How Scott Paper’s Stephen Blythe is cleaning up in paper towels

When Stephen Blythe joined Scott Paper back in 1995, he finally had the opportunity to practise what he had been preaching for years. Blythe moved out to Atlantic Canada to join Scott as key customer manager, after a career in category management at Markham, Ont.-based ACNielsen.

When Stephen Blythe joined Scott Paper back in 1995, he finally had the opportunity to practise what he had been preaching for years. Blythe moved out to Atlantic Canada to join Scott as key customer manager, after a career in category management at Markham, Ont.-based ACNielsen.

‘It was a wonderful opportunity to take all those Nielsen methodologies and put them into practice,’ he recalls, adding that the methodologies entail ‘looking at categories as individual or unique business units [in order] to bring win-win situations to both the retailer and Scott.’
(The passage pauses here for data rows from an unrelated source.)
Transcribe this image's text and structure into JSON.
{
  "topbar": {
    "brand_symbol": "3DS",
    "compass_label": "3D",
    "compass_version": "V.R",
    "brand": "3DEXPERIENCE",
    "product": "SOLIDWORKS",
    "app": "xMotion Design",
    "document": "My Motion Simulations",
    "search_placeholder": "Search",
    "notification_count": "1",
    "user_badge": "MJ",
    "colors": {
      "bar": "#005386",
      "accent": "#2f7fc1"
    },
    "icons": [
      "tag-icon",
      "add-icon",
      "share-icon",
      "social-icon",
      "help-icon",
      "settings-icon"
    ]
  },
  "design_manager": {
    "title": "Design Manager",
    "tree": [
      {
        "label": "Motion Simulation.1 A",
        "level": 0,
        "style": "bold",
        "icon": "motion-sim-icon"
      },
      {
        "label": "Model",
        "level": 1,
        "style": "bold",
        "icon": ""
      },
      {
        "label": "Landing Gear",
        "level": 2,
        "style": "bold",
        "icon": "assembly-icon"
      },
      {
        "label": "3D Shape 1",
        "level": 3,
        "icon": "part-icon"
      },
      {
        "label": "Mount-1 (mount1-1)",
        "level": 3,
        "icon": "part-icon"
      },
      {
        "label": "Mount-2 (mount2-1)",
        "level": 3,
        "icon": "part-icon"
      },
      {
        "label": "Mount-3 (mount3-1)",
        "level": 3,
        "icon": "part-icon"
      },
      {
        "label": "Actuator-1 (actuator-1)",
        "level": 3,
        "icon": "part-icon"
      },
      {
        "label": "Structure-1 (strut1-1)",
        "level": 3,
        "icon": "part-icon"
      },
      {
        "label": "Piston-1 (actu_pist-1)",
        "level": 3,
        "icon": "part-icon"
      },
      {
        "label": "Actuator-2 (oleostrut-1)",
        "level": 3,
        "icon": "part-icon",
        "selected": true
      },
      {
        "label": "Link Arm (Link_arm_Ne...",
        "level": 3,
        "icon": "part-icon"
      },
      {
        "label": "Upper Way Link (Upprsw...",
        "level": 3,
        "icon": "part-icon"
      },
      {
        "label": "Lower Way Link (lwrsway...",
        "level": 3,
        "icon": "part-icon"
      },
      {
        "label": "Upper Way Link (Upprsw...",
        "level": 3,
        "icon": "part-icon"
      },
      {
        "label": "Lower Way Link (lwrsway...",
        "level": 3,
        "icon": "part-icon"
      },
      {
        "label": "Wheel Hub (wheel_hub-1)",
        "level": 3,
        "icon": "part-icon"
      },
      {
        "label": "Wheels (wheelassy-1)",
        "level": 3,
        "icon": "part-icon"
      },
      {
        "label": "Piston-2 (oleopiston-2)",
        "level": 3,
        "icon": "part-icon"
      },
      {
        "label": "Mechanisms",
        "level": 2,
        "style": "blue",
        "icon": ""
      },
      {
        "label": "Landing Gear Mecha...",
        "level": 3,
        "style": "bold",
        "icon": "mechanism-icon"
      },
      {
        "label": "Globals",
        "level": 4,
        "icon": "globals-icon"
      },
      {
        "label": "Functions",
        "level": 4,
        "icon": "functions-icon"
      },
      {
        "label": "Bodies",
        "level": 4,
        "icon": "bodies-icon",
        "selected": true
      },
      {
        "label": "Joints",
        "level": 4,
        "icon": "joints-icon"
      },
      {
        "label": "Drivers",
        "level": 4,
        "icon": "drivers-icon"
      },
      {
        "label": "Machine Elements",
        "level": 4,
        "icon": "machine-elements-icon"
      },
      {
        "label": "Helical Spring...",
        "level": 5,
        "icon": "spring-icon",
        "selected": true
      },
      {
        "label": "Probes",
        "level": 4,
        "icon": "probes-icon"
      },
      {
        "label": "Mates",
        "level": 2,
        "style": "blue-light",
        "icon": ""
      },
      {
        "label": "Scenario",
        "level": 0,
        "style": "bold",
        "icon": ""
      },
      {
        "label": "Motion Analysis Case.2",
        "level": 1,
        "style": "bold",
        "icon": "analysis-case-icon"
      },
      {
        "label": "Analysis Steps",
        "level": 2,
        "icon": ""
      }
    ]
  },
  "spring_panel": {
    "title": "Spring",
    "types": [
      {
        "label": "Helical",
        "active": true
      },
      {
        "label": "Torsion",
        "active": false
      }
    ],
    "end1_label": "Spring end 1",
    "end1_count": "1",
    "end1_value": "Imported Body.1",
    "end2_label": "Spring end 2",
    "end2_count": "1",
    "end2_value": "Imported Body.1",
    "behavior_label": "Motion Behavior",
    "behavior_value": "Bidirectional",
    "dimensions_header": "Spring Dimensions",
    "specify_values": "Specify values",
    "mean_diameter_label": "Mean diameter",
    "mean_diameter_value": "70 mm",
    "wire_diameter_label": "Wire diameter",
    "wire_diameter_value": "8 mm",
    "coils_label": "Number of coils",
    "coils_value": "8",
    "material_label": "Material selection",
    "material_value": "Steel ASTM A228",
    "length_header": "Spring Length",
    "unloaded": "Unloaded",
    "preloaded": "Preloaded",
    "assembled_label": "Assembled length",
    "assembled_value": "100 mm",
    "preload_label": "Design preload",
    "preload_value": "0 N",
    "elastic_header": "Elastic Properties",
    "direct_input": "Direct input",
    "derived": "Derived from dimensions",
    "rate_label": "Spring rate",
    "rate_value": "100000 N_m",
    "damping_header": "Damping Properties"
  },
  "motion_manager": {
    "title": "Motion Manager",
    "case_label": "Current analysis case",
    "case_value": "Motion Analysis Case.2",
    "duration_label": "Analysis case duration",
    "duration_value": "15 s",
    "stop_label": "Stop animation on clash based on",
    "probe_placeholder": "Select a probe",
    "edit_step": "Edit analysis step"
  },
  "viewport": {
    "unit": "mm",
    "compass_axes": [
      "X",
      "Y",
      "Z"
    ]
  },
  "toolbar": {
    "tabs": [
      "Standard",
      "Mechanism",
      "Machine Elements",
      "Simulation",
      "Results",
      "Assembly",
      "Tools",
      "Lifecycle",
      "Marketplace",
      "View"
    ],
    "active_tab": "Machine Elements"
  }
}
Indeed, this training benefited Scott Paper, which quickly grew its business to record levels in the east.

Adds Blythe: ‘We stayed disciplined through the methodology and it paid back in huge dividends. So much so that the organization decided to move me up to the corporate office in 1998 to take on a new role, as national customer resource manager. It involved taking all those category management methodologies and putting them into practice in our key accounts all across the country.’

The move to Scott’s Mississauga, Ont.-based head office was a sort of homecoming for the London, Ont. native, but he still misses the East Coast. ‘It’s a wonderful place to live and have a career. There’s a nice balance between those two parts of your life.’

Although Blythe continues to strive for that same balance in work-crazed Ontario, he still managed to find time to chat with Strategy about the advantages of being employed by a Canadian company, the value of getting Canadians to think of paper towels in new ways, and the dangers of product innovation.

Considering you’re marketing paper towels, your ads have been innovative and creative. How have you been able to do that at a large packaged goods company?

The first thing is, hey, we’re a Canadian company. The decisions on the category for the most part happened at my desk. I’ve been empowered by our leadership team and VP of marketing [Nancy Marcus] to really push the envelope and make Scott Towels a contemporary, confident brand in the Canadian marketplace.

The campaigns from John St. [in Toronto] and Palm Publicité in Quebec have been very successful. If you look at the recall on our advertising, we’re searing that message of ‘getting you out of big messes’ in the Canadian consumer’s mind. The brand is clearly in growth.

[According to John St.'s entry for Strategy's 2003 Agency of the Year, the 'Big Messes' campaign resulted in a 15% growth in volume.]

What’s the key to marketing a product in a mature market?

I don’t necessarily see paper towels as a mature market. If you compare it to other household goods, from a household penetration perspective, it’s somewhat underdeveloped. It’s at about 84%, so there are wonderful opportunities to get consumers to think about using the product in alternative ways.

When you look at our print campaign, with the dog, the paint can and the hot dog, that’s very much what we’ve been trying to do. And if we can do that, it will grow the category and grow our overall volume.

We also just launched a new Web site, Bigmess.ca, and what we’re trying to do is leverage our campaign and make it ubiquitous. On the site, we ask consumers how they use the product. It’s trying to create that emotional link with them.

How important is product innovation to your category?

Clearly it’s very much a part of this particular category. It’s something that we are constantly looking at – what is the newest, greatest, and breakthrough idea? We haven’t launched what I would consider a revolutionary new product recently, but we have ideas that we are looking to launch in the foreseeable future. We haven’t rushed to market, because we’re doing our homework.

As we all know, many products are launched and many fail. We try to stay somewhat disciplined. I think it goes back to talking to and listening to the consumer, and getting insights from them, which can help you lead your product development or your new technologies.

What’s your favourite pastime outside of work?

Golf. And, you know, I have a young family, with three children. Eoin (pronounced Owen) is six, Emma is four and Colin is a one-year-old. I’m very much involved in their activities. I’m a soccer coach, and I’m trying to be that super dad. It’s a huge balance.